**ACTIVITY**. Return every entry in the listing word for word.

**DATA**.
⁂

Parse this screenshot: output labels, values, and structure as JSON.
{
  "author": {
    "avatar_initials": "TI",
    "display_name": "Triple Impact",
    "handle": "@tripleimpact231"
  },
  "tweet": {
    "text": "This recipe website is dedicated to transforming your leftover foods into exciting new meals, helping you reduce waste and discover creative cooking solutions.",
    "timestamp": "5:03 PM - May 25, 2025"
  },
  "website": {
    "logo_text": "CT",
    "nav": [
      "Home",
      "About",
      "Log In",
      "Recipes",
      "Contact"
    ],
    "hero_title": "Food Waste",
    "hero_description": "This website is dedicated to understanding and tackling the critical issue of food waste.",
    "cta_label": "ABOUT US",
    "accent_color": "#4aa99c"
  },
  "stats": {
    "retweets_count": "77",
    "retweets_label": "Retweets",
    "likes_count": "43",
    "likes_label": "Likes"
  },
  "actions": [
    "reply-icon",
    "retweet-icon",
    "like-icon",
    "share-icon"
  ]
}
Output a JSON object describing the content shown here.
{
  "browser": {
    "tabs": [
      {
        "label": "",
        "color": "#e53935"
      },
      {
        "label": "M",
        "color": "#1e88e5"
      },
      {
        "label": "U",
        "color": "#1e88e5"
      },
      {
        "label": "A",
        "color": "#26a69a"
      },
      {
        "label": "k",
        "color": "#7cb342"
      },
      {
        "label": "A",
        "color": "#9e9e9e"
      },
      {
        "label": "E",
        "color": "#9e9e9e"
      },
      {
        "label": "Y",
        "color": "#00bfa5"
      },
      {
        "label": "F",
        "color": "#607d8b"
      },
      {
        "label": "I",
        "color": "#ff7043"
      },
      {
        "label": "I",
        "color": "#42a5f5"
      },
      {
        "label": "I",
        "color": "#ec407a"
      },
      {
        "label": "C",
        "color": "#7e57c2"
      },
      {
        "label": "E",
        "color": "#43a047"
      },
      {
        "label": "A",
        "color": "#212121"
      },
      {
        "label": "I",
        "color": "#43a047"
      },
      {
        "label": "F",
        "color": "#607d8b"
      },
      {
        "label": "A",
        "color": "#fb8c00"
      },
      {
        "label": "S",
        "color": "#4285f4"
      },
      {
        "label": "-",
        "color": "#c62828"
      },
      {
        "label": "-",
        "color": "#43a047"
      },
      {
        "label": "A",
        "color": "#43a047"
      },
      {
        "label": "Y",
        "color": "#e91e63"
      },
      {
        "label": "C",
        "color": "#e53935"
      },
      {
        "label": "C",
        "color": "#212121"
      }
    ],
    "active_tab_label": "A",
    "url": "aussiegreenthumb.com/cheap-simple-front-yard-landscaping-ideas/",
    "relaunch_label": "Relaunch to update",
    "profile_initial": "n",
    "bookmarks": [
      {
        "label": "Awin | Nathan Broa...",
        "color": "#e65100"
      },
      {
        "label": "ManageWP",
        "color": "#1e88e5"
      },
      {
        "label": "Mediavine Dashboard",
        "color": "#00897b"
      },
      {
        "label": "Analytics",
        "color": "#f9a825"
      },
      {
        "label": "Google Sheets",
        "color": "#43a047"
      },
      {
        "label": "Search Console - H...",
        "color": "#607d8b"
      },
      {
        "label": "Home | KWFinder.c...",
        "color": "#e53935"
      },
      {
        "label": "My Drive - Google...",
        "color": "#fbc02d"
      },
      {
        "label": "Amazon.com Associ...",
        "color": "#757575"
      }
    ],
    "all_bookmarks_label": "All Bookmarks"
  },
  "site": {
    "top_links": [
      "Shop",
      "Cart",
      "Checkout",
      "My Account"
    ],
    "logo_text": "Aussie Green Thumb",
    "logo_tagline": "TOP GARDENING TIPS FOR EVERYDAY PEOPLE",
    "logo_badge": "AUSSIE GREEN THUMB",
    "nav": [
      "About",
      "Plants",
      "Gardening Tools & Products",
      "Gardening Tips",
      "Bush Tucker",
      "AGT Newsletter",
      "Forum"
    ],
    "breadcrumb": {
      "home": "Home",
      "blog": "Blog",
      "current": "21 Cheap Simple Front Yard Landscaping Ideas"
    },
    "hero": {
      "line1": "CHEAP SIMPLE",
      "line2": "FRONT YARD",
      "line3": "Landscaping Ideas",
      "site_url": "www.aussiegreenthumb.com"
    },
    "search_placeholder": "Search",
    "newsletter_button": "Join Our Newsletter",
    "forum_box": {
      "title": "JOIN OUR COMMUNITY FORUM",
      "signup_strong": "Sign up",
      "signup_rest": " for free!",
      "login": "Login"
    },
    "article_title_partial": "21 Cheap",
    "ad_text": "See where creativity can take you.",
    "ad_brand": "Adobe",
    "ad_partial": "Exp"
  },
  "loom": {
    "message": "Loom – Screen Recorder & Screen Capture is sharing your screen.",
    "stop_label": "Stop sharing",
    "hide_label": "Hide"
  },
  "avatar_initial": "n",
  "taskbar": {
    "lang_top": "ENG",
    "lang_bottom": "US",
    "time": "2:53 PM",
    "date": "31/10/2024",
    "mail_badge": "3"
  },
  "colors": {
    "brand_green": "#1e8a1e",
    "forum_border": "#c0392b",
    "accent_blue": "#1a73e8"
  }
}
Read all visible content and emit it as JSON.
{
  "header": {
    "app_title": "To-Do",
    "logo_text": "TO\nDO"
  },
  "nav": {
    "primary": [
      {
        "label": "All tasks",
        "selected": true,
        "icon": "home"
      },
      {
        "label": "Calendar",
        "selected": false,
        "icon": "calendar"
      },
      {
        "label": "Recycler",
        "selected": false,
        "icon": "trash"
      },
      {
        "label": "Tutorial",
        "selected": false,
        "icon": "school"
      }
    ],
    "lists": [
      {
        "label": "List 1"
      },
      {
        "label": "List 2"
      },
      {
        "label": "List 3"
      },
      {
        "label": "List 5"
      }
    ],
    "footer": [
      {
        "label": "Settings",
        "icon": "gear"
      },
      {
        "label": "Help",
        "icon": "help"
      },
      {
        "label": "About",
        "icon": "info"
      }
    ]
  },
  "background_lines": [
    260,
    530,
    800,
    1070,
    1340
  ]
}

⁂

**ANSWER TO THE PROBLEM**.
Parse this screenshot: output labels, values, and structure as JSON.
{
  "author": {
    "avatar_initials": "TI",
    "display_name": "Triple Impact",
    "handle": "@tripleimpact231"
  },
  "tweet": {
    "text": "This recipe website is dedicated to transforming your leftover foods into exciting new meals, helping you reduce waste and discover creative cooking solutions.",
    "timestamp": "5:03 PM - May 25, 2025"
  },
  "website": {
    "logo_text": "CT",
    "nav": [
      "Home",
      "About",
      "Log In",
      "Recipes",
      "Contact"
    ],
    "hero_title": "Food Waste",
    "hero_description": "This website is dedicated to understanding and tackling the critical issue of food waste.",
    "cta_label": "ABOUT US",
    "accent_color": "#4aa99c"
  },
  "stats": {
    "retweets_count": "77",
    "retweets_label": "Retweets",
    "likes_count": "43",
    "likes_label": "Likes"
  },
  "actions": [
    "reply-icon",
    "retweet-icon",
    "like-icon",
    "share-icon"
  ]
}
Output a JSON object describing the content shown here.
{
  "browser": {
    "tabs": [
      {
        "label": "",
        "color": "#e53935"
      },
      {
        "label": "M",
        "color": "#1e88e5"
      },
      {
        "label": "U",
        "color": "#1e88e5"
      },
      {
        "label": "A",
        "color": "#26a69a"
      },
      {
        "label": "k",
        "color": "#7cb342"
      },
      {
        "label": "A",
        "color": "#9e9e9e"
      },
      {
        "label": "E",
        "color": "#9e9e9e"
      },
      {
        "label": "Y",
        "color": "#00bfa5"
      },
      {
        "label": "F",
        "color": "#607d8b"
      },
      {
        "label": "I",
        "color": "#ff7043"
      },
      {
        "label": "I",
        "color": "#42a5f5"
      },
      {
        "label": "I",
        "color": "#ec407a"
      },
      {
        "label": "C",
        "color": "#7e57c2"
      },
      {
        "label": "E",
        "color": "#43a047"
      },
      {
        "label": "A",
        "color": "#212121"
      },
      {
        "label": "I",
        "color": "#43a047"
      },
      {
        "label": "F",
        "color": "#607d8b"
      },
      {
        "label": "A",
        "color": "#fb8c00"
      },
      {
        "label": "S",
        "color": "#4285f4"
      },
      {
        "label": "-",
        "color": "#c62828"
      },
      {
        "label": "-",
        "color": "#43a047"
      },
      {
        "label": "A",
        "color": "#43a047"
      },
      {
        "label": "Y",
        "color": "#e91e63"
      },
      {
        "label": "C",
        "color": "#e53935"
      },
      {
        "label": "C",
        "color": "#212121"
      }
    ],
    "active_tab_label": "A",
    "url": "aussiegreenthumb.com/cheap-simple-front-yard-landscaping-ideas/",
    "relaunch_label": "Relaunch to update",
    "profile_initial": "n",
    "bookmarks": [
      {
        "label": "Awin | Nathan Broa...",
        "color": "#e65100"
      },
      {
        "label": "ManageWP",
        "color": "#1e88e5"
      },
      {
        "label": "Mediavine Dashboard",
        "color": "#00897b"
      },
      {
        "label": "Analytics",
        "color": "#f9a825"
      },
      {
        "label": "Google Sheets",
        "color": "#43a047"
      },
      {
        "label": "Search Console - H...",
        "color": "#607d8b"
      },
      {
        "label": "Home | KWFinder.c...",
        "color": "#e53935"
      },
      {
        "label": "My Drive - Google...",
        "color": "#fbc02d"
      },
      {
        "label": "Amazon.com Associ...",
        "color": "#757575"
      }
    ],
    "all_bookmarks_label": "All Bookmarks"
  },
  "site": {
    "top_links": [
      "Shop",
      "Cart",
      "Checkout",
      "My Account"
    ],
    "logo_text": "Aussie Green Thumb",
    "logo_tagline": "TOP GARDENING TIPS FOR EVERYDAY PEOPLE",
    "logo_badge": "AUSSIE GREEN THUMB",
    "nav": [
      "About",
      "Plants",
      "Gardening Tools & Products",
      "Gardening Tips",
      "Bush Tucker",
      "AGT Newsletter",
      "Forum"
    ],
    "breadcrumb": {
      "home": "Home",
      "blog": "Blog",
      "current": "21 Cheap Simple Front Yard Landscaping Ideas"
    },
    "hero": {
      "line1": "CHEAP SIMPLE",
      "line2": "FRONT YARD",
      "line3": "Landscaping Ideas",
      "site_url": "www.aussiegreenthumb.com"
    },
    "search_placeholder": "Search",
    "newsletter_button": "Join Our Newsletter",
    "forum_box": {
      "title": "JOIN OUR COMMUNITY FORUM",
      "signup_strong": "Sign up",
      "signup_rest": " for free!",
      "login": "Login"
    },
    "article_title_partial": "21 Cheap",
    "ad_text": "See where creativity can take you.",
    "ad_brand": "Adobe",
    "ad_partial": "Exp"
  },
  "loom": {
    "message": "Loom – Screen Recorder & Screen Capture is sharing your screen.",
    "stop_label": "Stop sharing",
    "hide_label": "Hide"
  },
  "avatar_initial": "n",
  "taskbar": {
    "lang_top": "ENG",
    "lang_bottom": "US",
    "time": "2:53 PM",
    "date": "31/10/2024",
    "mail_badge": "3"
  },
  "colors": {
    "brand_green": "#1e8a1e",
    "forum_border": "#c0392b",
    "accent_blue": "#1a73e8"
  }
}
Read all visible content and emit it as JSON.
{
  "header": {
    "app_title": "To-Do",
    "logo_text": "TO\nDO"
  },
  "nav": {
    "primary": [
      {
        "label": "All tasks",
        "selected": true,
        "icon": "home"
      },
      {
        "label": "Calendar",
        "selected": false,
        "icon": "calendar"
      },
      {
        "label": "Recycler",
        "selected": false,
        "icon": "trash"
      },
      {
        "label": "Tutorial",
        "selected": false,
        "icon": "school"
      }
    ],
    "lists": [
      {
        "label": "List 1"
      },
      {
        "label": "List 2"
      },
      {
        "label": "List 3"
      },
      {
        "label": "List 5"
      }
    ],
    "footer": [
      {
        "label": "Settings",
        "icon": "gear"
      },
      {
        "label": "Help",
        "icon": "help"
      },
      {
        "label": "About",
        "icon": "info"
      }
    ]
  },
  "background_lines": [
    260,
    530,
    800,
    1070,
    1340
  ]
}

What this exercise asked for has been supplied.